September 22, 2017

If I take one thing from studying the works of Alberto Giacometti it is this: never think your life’s work is complete. There is always room to progress and develop; to understand more than before.

Just as his iconic stick figures, seemingly in perpetual motion, their feet becoming one with the earth, Giacometti spent a life moving forward artistically. The Swiss artist felt his constant recreation of the same figures, faces and portraits was an important journey. “The more you fail, the more you succeed,” he said. “It is only when everything is lost and – instead of giving up – you go on, that you experience the momentary prospect of some slight progress. Suddenly you have the feeling – be it an illusion or not – that something new has opened up.”

Giacometti, who is the subject of a new exhibition at Tate Modern – the UK’s first major retrospective of his work for 20 years – never stopped working on his figures. Having mastered the ability to recreate the human form perfectly at quite a young age, he spent most of his life on a more metaphysical quest. He was struggling to make sense of humanity. His sculptures became a personal search for meaning.

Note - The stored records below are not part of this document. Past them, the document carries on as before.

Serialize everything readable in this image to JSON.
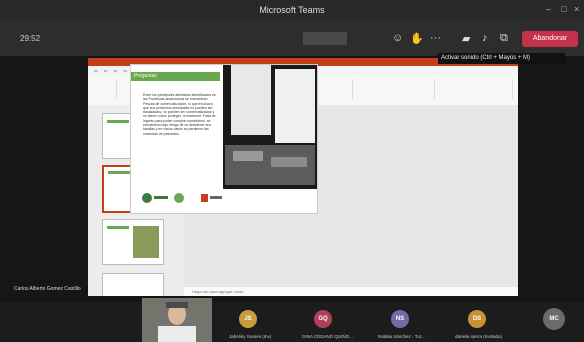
{
  "window": {
    "title": "Microsoft Teams"
  },
  "toolbar": {
    "timer": "29:52",
    "leave_label": "Abandonar",
    "tooltip": "Activar sonido (Ctrl + Mayús + M)"
  },
  "presenter": {
    "name": "Carlos Alberto Gomez Castillo"
  },
  "slide": {
    "heading": "Preguntas",
    "body": "Entre los principales afectados identificados en las Provincias amazónicas se encuentran: Pescas de comercialización, lo que involucra que sus productos principales no pueden ser trasladados, no pueden ser comercializados y no tienen cómo proteger, ni mantener. Falta de ingreso para poder comprar suministros, se encuentran bajo riesgo de no abastecer sus familias y en varios casos se perdieron las cosechas de pescados."
  },
  "notes": "Haga clic para agregar notas",
  "participants": [
    {
      "initials": "JS",
      "name": "Jaheliny Soares (Inv)",
      "color": "#c99c3a"
    },
    {
      "initials": "GQ",
      "name": "GINA CEDANO QUIÑO...",
      "color": "#b0405a"
    },
    {
      "initials": "NS",
      "name": "Natalia Sánchez - Tur...",
      "color": "#7a68a8"
    },
    {
      "initials": "DS",
      "name": "daniela sierra (Invitado)",
      "color": "#c69236"
    },
    {
      "initials": "MC",
      "name": "",
      "color": "#6b6b6b"
    }
  ]
}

I think this is a journey we must all go on as we inevitably query our existence and spiritual purpose. Whether you work out your concerns through art or writing, or through prayer and meditation, it ought to be a comforting process. It is one all humans share – whatever our faith or background. 

Thinking about the meaning of life also provides a good chance to think about other people. If we are only on this earth for a short time, what should we be doing? 

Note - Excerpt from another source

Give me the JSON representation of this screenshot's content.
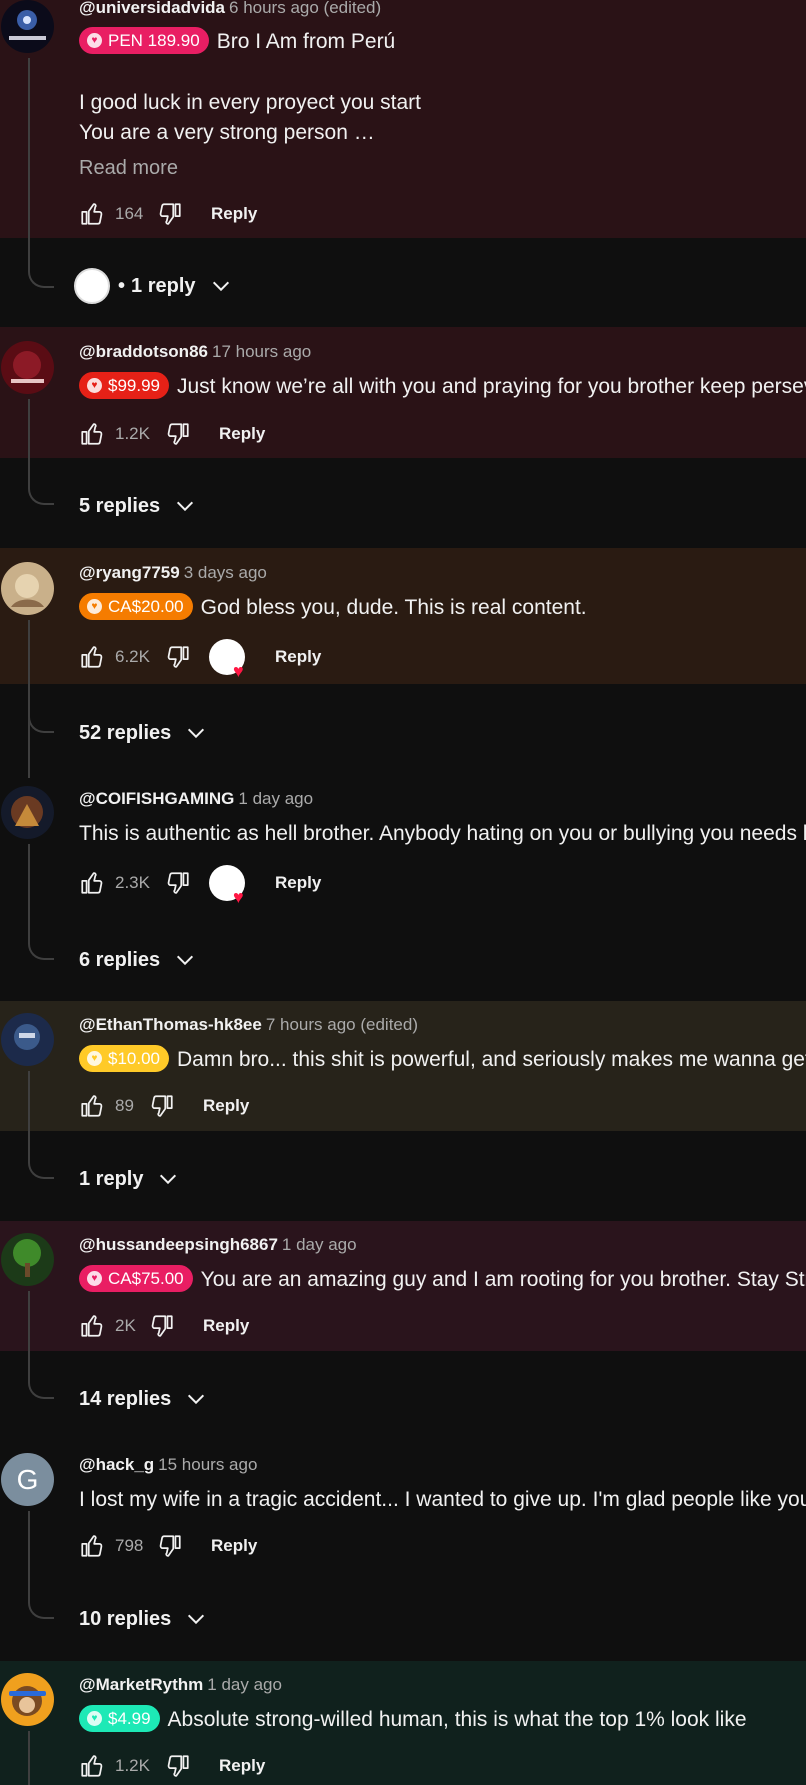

Leo Tolstoy suggested the sole meaning of life “is to serve humanity”. Albert Camus, on the other hand, preferred to live for the moment. He warned that too dedicated a search left no space to be happy. 

And I think that is important, too. It is good to be mindful of the transience of human existence, but also important not to be overwhelmed by it. We can be conscious of our lives and work, and find a little time for fun as well. 

Giacometti was known to be a good listener and a lively conversationalist. Best of all, his biographer James Lord said: “Giacometti had a sort of Charlie Chaplin side to him, a quirky and acute sense of humour.”

It’s good to think that even a man like Giacometti – whose art reflected a life-long existential quest – also knew how to enjoy the moment. Sometimes there is merit in simply being alive.

Bruno Wang, founder of the Pureland Foundation